He explained: ‘We have just come out of a three week seasonal low after summer where we generally see a drop.
‘We are now in our seven week Christmas period so we’re very busy. The majority of our guests from Monday to Thursday are corporate.
‘They spend quite a lot, currently our spend per head is about £80. Tourists are coming here, but they tend to stay more to the St Paul’s side of the city.
‘We’re a hidden gem so it’s starting to pick up. Since Covid, this area has been reinvented somewhat – there’s loads of good places to eat here now.’
The area has always been a popular drinking spot but now more and more restaurants are popping up
Abdul Manan says his restaurant Spice Trader is not as busy as it once was
He is hopeful that as more workers and tourists come back to the city things will improve
However, while it’s good times for some, other businesses say that despite their luxury neighbours they haven’t seen a return to pre-Covid levels of trade.
Abdul Manan runs Spice Trader on Philbot Lane and has been welcoming guests to his basement Indian restaurant for decades.
However, he says the City of London institution is not as busy as it was meaning they don’t open on weekends.
He explained: ‘Our restaurant has actually lost a lot of business since Covid. We are still waiting for the city workers to fully come back.
‘We don’t see many tourists, but what we have found is it’s slowly getting back to normal.
‘It’s busier than last year, but we still don’t open on the weekend as there’s nobody here.

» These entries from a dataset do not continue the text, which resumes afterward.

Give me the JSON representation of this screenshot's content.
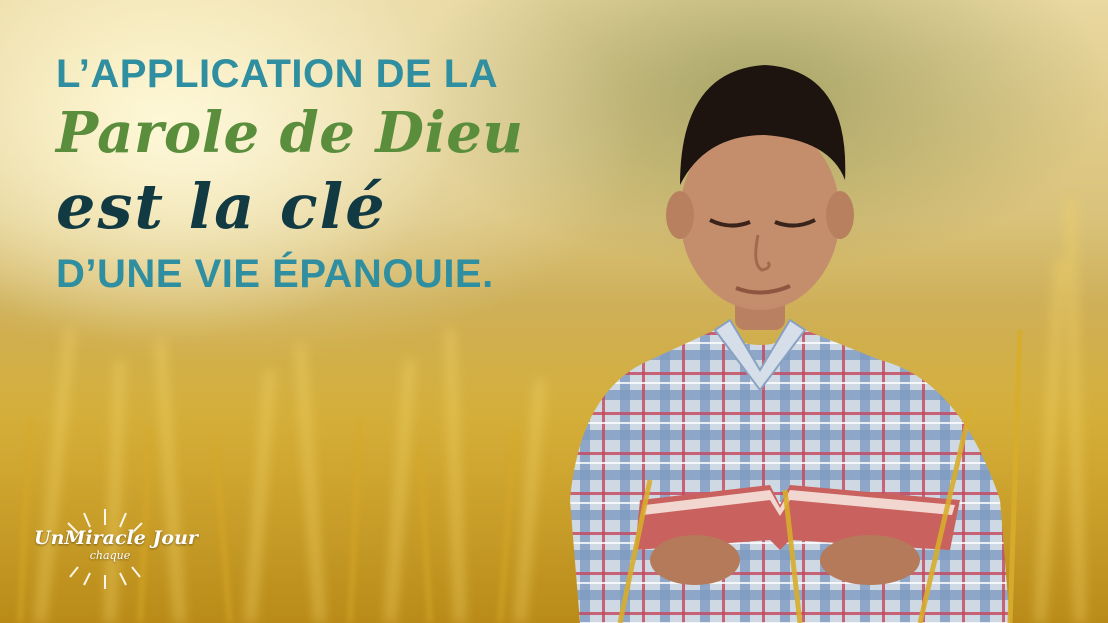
{
  "headline": {
    "line1": "L’APPLICATION DE LA",
    "line2": "Parole de Dieu",
    "line3": "est la clé",
    "line4": "D’UNE VIE ÉPANOUIE."
  },
  "logo": {
    "text_main": "UnMiracle Jour",
    "text_sub": "chaque"
  },
  "colors": {
    "teal": "#2f8fa0",
    "green": "#5a8e3c",
    "dark_teal": "#123a43",
    "field_gold": "#c99d2a"
  }
}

‘When it’s good, it’s good. If we have a big corporate lunch, one table can be about £400 – it’s good business.’